Interesting if light-ish article from the publication The Drinks Business on the question of labeling beer with their caloric content:
According to public health minister Anna Soubry, officials have been in talks with the drinks industry about the possible inclusion of calorie content on labels. Ministers are hoping that displaying the calorie content in beers, wines and spirits could encourage those who are watching their weight to drink less. Most manufacturers already include information on units of alcohol on labels in a voluntary agreement with the Government. A recent study by the Drink Aware Trust has linked the large amount of calories in alcoholic drinks to people being overweight and obese.
Makes perfect sense to me. Every box of crackers in the cupboard tells me how many calories are in a handful already. I can look up the calories in meats and other ingredients because they are fairly standard measure as these things go. But a beer is not a beer is not a beer. Who knows what people are sticking in there and what it means over the long term? Some of the big bombs out there might as well be mugs of piping hot icing and should be handled with great care. And the drive to have more proper sessionable low alcohol beers might get a kick if the truth about stronger stuff were wildly known. Makes sense.
And why stop there? One thing that drives me a bit nutty are abstract standards like the UK's absolutely silly use of "units" as a measure of alcoholic strength. What we need on a bottle is the actual ml of pure alcohol. A 500 ml can of 7% of semi-DIPA has 35 ml. Two of these innocent pals are well within the ball park of a 750 ml corked top bottle of that swell 10% beer but far less, err, red flaggy. Is it too much to ask for a universal standard based on a standard that is basically universal?

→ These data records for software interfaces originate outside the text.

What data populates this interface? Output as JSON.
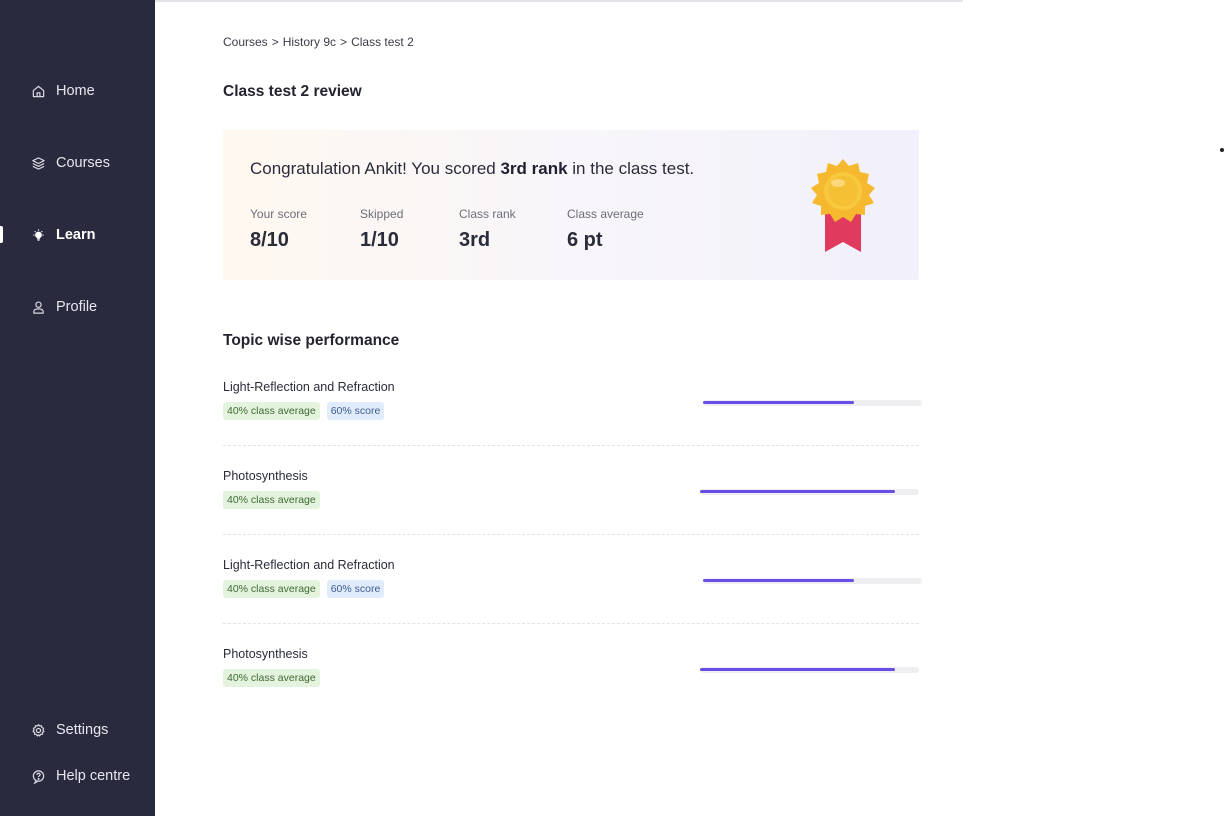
{
  "sidebar": {
    "items": [
      {
        "label": "Home",
        "icon": "home-icon"
      },
      {
        "label": "Courses",
        "icon": "layers-icon"
      },
      {
        "label": "Learn",
        "icon": "lightbulb-icon",
        "active": true
      },
      {
        "label": "Profile",
        "icon": "user-icon"
      }
    ],
    "bottom_items": [
      {
        "label": "Settings",
        "icon": "gear-icon"
      },
      {
        "label": "Help centre",
        "icon": "help-icon"
      }
    ]
  },
  "breadcrumb": {
    "items": [
      "Courses",
      "History 9c",
      "Class test 2"
    ],
    "separator": ">"
  },
  "page_title": "Class test 2 review",
  "result": {
    "congrats_prefix": "Congratulation Ankit! You scored ",
    "congrats_rank": "3rd rank",
    "congrats_suffix": " in the class test.",
    "stats": [
      {
        "label": "Your score",
        "value": "8/10"
      },
      {
        "label": "Skipped",
        "value": "1/10"
      },
      {
        "label": "Class rank",
        "value": "3rd"
      },
      {
        "label": "Class average",
        "value": "6 pt"
      }
    ],
    "badge_icon": "medal-icon"
  },
  "topics_section": {
    "title": "Topic wise performance",
    "topics": [
      {
        "name": "Light-Reflection and Refraction",
        "avg_tag": "40% class average",
        "score_tag": "60% score",
        "progress": 0.69
      },
      {
        "name": "Photosynthesis",
        "avg_tag": "40% class average",
        "progress": 0.89
      },
      {
        "name": "Light-Reflection and Refraction",
        "avg_tag": "40% class average",
        "score_tag": "60% score",
        "progress": 0.69
      },
      {
        "name": "Photosynthesis",
        "avg_tag": "40% class average",
        "progress": 0.89
      }
    ]
  },
  "colors": {
    "sidebar_bg": "#292a3e",
    "accent": "#6a4de6",
    "tag_green_bg": "#e3f3dd",
    "tag_blue_bg": "#e0ebfb"
  }
}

Is there pressure to keep this sort of information away from the beer buying public? Or do you actually just not want to know. Are they, like price, things of no interest to the... umm... passionate?